HIV NEGATIVE women rape survivors have a greater risk of acquiring HIV for years after their rape encounter, a new research study by the SA Medical Research Council has revealed.
The research was conducted by SAMRC’s Gender and Health Research Unit (GHRU). Its findings come as the world commemorated World Aids Day on Tuesday.
The research found that a combination of factors were at play which resulted in HIV negative women rape survivors being more likely to contract HIV.
Some of the reasons include the impact of the rape incident on the victim’s mental health and well-being.
This was also coupled with the structural and societal factors that drive sexual violence and HIV, thereby increasing a rape survivors vulnerability to HIV, the study showed.
The findings were part of the Rape Impact Cohort Evaluation (Rice) study that GHRU conducted from 2014 to last year.
A total of 1,019 women between the ages of 16 and 40 years who had sought care for rape in the Durban metro area were recruited.
“The women were interviewed and had their HIV status assessed at regular intervals and were followed up alongside a comparison group of women who reported that they had never been raped. In total, the study enrolled 1,019 HIV-negative women and found that among those who were raped, there was a 60% increased likelihood of contracting HIV, compared to women who had not been raped,” SAMRC said.
Professor Naeemah Abrahams, the GHRU director and lead researcher on the study, said not much research had been conducted globally on the health impact of rape. This study was the first lengthy cohort study globally which compared rape survivors and controlled group of women to study the effects of rape and HIV over time.
Abrahams said this research was crucial in understanding the treatment needed for rape survivors.
“Our services have always focused on giving post-exposure prophylaxis (PEP) to prevent HIV infections from the rape incident, but this is the first time we have shown with research that much more intensive support for survivors after rape is needed,” she said.
Professor Rachel Jewkes, an executive scientist for research strategy at the SAMRC, shared similar sentiments.
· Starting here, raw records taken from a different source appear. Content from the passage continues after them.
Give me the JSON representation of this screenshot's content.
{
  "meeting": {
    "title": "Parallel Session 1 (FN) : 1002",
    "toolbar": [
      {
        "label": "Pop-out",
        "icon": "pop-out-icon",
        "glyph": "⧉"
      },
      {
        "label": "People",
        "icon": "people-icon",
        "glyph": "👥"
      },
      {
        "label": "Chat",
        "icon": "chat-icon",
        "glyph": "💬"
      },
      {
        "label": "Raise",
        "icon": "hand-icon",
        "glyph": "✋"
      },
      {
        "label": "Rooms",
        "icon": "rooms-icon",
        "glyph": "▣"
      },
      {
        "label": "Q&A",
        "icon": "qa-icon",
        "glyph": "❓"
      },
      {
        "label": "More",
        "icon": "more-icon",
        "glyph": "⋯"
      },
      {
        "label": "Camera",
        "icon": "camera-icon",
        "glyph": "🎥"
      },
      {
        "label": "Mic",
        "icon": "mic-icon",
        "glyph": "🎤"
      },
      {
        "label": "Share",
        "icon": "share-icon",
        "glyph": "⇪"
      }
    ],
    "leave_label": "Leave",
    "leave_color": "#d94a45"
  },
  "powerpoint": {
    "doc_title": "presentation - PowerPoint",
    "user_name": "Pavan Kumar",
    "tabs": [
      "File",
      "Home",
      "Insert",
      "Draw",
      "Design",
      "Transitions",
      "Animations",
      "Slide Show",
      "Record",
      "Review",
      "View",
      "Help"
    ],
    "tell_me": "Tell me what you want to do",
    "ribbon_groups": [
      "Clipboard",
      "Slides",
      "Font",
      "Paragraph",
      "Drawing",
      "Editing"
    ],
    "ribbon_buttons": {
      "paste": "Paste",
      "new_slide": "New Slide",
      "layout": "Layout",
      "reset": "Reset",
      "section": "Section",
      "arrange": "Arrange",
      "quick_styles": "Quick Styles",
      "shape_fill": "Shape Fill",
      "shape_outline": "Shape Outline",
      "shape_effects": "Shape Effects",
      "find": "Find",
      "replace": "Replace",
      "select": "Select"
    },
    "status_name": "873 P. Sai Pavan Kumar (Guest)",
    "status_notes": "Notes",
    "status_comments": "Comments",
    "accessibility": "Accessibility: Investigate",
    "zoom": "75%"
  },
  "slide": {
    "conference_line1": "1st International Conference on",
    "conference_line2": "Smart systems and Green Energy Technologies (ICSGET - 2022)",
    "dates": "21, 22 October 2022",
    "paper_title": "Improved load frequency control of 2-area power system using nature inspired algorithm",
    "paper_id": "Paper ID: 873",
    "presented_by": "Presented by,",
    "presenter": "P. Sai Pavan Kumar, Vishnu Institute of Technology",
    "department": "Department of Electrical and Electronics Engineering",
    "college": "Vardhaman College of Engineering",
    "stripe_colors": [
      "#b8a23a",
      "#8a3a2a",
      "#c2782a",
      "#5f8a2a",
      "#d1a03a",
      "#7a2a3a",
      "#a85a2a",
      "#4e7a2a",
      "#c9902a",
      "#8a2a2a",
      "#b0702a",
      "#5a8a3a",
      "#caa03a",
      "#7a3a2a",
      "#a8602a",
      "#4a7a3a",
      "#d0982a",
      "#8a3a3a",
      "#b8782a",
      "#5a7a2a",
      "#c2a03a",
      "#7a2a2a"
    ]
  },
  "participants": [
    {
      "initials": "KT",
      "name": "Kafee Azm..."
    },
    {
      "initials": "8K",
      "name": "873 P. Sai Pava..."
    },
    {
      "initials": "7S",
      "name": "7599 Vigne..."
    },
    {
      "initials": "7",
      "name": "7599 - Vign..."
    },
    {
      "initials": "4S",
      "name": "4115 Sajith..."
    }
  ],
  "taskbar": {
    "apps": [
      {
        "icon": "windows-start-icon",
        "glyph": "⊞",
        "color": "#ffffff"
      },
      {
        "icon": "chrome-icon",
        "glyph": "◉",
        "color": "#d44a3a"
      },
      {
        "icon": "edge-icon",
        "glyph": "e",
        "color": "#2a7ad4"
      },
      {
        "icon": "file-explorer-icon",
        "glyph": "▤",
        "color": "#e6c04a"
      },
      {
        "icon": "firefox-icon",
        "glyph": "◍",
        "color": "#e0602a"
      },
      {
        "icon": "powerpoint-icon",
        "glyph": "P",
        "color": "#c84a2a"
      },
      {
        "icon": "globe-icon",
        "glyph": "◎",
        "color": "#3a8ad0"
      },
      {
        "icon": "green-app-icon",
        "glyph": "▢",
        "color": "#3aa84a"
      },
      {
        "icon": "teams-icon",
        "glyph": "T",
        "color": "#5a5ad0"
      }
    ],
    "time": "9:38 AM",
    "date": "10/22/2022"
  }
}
“The Rice study findings show us how critically important it is for the national Department of Health to update its post-rape care policy and clinical management guidelines. This has been in abeyance for a decade and it is critical that we translate the latest research evidence, including this new finding from the Rice study, into better health services for rape survivors,” Jewkes said.